» WHAT IS REQUIRED: Present each line of the entries below that holds the word "JSON".
--- ENTRIES PROVIDED ---
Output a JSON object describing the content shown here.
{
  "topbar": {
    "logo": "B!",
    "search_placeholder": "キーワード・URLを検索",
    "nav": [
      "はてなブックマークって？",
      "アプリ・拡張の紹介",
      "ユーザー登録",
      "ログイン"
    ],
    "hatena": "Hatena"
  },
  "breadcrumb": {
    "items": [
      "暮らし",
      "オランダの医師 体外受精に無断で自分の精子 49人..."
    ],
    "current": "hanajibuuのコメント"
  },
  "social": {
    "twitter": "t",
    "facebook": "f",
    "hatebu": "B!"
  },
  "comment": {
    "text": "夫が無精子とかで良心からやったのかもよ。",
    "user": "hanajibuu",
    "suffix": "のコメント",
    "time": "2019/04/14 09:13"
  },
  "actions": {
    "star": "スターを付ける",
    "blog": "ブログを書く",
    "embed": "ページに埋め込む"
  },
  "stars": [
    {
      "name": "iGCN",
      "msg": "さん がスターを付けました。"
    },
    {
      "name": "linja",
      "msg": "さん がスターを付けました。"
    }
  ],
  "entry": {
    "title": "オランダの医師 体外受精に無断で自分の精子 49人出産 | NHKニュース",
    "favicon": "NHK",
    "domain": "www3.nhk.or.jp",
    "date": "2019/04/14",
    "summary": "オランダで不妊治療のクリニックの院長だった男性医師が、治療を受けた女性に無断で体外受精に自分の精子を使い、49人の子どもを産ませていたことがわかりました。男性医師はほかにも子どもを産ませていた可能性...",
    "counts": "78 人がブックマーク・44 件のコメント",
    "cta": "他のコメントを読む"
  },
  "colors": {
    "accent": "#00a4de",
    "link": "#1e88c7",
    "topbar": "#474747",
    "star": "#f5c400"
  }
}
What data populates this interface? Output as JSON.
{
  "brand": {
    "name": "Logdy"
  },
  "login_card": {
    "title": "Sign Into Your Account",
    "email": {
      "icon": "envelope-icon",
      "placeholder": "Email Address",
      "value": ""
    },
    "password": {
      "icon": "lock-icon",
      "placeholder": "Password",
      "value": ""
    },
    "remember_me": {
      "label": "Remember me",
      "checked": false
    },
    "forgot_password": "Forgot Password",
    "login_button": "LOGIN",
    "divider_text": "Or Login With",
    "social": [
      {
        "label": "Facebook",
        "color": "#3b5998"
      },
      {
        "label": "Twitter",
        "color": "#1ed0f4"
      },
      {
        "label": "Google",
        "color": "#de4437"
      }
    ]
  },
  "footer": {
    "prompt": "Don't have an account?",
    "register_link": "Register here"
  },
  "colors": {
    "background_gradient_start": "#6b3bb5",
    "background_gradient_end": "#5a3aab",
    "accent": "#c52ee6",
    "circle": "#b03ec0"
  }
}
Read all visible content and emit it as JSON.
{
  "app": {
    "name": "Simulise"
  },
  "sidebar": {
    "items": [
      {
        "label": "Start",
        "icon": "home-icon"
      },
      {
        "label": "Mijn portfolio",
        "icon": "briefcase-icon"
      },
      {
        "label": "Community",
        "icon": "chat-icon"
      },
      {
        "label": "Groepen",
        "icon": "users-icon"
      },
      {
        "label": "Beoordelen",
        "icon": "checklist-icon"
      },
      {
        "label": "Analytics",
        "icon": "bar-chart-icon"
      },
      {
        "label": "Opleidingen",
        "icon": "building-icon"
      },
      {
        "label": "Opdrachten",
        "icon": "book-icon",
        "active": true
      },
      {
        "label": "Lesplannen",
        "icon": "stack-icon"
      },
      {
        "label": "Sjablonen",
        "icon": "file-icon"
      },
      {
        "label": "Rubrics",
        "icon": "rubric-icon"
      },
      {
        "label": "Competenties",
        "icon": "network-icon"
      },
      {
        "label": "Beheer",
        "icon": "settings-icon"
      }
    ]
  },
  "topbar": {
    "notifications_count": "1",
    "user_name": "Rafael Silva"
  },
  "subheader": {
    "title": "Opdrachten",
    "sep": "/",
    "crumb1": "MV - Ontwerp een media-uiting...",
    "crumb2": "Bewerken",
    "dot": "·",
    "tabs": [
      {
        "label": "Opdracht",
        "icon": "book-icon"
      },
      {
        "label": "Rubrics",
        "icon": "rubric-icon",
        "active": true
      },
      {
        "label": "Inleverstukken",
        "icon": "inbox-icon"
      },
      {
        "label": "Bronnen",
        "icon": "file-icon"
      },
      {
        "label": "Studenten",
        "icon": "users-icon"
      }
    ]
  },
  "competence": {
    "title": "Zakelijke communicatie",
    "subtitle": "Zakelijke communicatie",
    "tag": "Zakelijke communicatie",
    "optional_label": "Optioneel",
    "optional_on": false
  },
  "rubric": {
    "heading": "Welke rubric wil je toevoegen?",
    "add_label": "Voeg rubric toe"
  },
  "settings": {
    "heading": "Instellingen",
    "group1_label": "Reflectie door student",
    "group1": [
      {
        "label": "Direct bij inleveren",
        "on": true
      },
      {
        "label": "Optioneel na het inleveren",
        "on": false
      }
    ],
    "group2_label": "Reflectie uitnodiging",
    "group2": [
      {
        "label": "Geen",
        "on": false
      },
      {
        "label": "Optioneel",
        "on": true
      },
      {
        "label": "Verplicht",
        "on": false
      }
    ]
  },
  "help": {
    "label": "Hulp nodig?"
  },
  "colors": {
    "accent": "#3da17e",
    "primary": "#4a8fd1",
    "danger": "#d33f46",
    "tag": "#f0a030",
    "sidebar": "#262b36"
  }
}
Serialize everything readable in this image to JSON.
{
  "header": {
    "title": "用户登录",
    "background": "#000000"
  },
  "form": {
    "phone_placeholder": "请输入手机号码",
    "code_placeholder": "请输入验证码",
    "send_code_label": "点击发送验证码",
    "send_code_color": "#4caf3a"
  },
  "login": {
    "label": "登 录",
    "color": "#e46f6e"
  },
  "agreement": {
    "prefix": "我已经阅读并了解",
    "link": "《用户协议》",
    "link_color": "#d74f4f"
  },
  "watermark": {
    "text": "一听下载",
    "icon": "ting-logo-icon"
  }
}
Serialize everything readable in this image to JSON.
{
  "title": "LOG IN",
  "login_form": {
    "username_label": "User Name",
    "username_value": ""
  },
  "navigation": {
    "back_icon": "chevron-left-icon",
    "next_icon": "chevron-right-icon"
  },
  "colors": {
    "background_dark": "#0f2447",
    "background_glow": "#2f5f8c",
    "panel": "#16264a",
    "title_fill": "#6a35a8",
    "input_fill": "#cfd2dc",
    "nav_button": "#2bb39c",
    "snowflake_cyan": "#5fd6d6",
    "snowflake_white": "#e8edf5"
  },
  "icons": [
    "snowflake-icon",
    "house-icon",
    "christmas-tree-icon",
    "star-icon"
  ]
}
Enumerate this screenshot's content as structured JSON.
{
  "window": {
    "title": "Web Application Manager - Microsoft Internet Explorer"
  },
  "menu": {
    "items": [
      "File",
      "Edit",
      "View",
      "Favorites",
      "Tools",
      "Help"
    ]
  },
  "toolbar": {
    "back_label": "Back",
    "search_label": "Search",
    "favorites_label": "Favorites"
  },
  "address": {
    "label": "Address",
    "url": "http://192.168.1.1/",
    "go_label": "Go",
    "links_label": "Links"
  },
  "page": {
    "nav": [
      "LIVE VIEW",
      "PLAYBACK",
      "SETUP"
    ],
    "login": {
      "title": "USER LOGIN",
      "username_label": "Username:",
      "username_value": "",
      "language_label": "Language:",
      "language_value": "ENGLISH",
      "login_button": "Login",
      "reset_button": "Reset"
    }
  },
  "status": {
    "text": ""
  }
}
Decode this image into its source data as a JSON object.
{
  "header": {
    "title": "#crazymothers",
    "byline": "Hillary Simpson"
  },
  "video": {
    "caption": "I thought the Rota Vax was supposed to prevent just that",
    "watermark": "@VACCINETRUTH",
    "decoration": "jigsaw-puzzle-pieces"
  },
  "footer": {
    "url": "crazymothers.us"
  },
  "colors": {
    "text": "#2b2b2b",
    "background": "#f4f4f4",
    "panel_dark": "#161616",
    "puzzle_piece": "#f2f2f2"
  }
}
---
» SOLUTION:
Output a JSON object describing the content shown here.
What data populates this interface? Output as JSON.
Read all visible content and emit it as JSON.
Serialize everything readable in this image to JSON.
Serialize everything readable in this image to JSON.
Enumerate this screenshot's content as structured JSON.
Decode this image into its source data as a JSON object.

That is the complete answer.